Valldeoriola spoke about his experience, of less than two years, of using Duodopa at the University Hospital in Barcelona. He has been involved in a trial of Duodopa in 15 patients, with a high median age of nearly 69 years and a long disease duration of nearly 18 years, both of which are higher than the DBS average. The trial is ongoing, but preliminary data suggest a trend of 87% reduction in off time and 52% reduction in dyskinesia, along with striking improvements in Unified Parkinson’s Disease Rating Scale (UPDRS) scores and smaller improvements in ADL. The procedures were not without complications: there were eight related to percutaneous endoscopic gastrostomy (PEG), nine to the device and 10 to the infusate, and two patients required 24-hour continual infusion. Additionally, in four patients the team observed new ‘biphasic’ dyskinesias immediately after the device was switched off for any reason. Biphasic dyskinesias involved rhythmic movements of the legs and were of severe intensity, painful and difficult to manage. Extra levodopa doses helped to reduce them, while dose reduction increased them. In general terms, Valldeoriola confirmed that continuous infusion helps relieve dyskinesia but does not completely eradicate it. His findings appear to be confirmed by the experience of other hospitals in the Barcelona area. Volkmann’s talk investigated the issue of when is the right time to look at alternatives to oral levodopa – is there a ‘too late’ or ‘too early’? The options at this point are either DBS or infusion (with a dopamine agonist or levodopa). A 2006 review by the American Academy of Neurologyfound modest evidence that DBS improves motor function, fluctuations and dyskinesia but, owing to a lack of controlled trial data available at the time, does not mention Duodopa. Furthermore, the clinical reality is that DBS does not reach its theoretical maximum effect in everyone. Patient selection and electrode location have a huge impact on the outcome, as does the experience of the surgeon. Volkmann’s own experience of Duodopa lead him to recommend its use in patients who do not fulfil the strict inclusion criteria for DBS, but not those with severe dementia, who are non-compliant, have poor family support/nursing care or who are frail. Notably, despite the disease-modifying advantages of Duodopa, some patients feel there is stigma attached to having to use an externally mounted pump, which is not present with DBS. Thus, people in different age groups need to be counselled appropriately, and patient preference should always be taken into account.
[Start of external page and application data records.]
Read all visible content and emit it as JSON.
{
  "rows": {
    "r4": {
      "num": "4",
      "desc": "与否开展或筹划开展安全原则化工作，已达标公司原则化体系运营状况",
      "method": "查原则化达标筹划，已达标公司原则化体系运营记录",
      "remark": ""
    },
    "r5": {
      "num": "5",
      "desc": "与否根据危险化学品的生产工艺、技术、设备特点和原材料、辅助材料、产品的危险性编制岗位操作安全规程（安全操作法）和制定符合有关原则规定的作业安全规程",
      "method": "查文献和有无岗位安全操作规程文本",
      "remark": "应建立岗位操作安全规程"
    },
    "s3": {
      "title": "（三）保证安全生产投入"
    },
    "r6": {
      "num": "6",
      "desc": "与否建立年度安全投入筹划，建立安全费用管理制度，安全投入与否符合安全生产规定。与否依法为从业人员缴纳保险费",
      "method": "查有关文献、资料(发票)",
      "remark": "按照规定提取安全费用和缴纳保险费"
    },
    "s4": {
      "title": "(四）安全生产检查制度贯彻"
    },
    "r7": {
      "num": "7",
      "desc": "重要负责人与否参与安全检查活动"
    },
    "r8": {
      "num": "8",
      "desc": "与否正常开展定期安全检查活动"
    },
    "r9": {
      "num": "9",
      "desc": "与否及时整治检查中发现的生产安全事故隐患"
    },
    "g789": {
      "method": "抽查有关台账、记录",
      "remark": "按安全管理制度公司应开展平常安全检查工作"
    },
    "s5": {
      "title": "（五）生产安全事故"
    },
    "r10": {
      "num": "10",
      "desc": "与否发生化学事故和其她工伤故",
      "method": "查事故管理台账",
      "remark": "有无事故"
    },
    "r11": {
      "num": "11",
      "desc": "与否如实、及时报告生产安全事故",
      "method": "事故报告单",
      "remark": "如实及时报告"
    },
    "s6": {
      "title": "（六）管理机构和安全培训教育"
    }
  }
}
All eight talks stimulated great debate among delegates. The main points raised included the importance of having a full team caring for a patient and not simply one neurologist. In terms of pathology, the role of Lewy bodies was discussed, and there was a call not to be premature in drawing conclusions from their presence in foetal cell grafts. Within health economics, there was comment on the cost of checking costs: it was claimed that up to two-thirds of hospital costs are not directly related to treating the patient. An alternative way of measuring quality of life, related to pre-determined goal attainment, was mooted by one delegate. There was also recognition of the need for a compromise in treatment, given the difference between the ‘ideal’ patients defined in clinical trials and those who really exist. Overall, an excellent, progressive forum.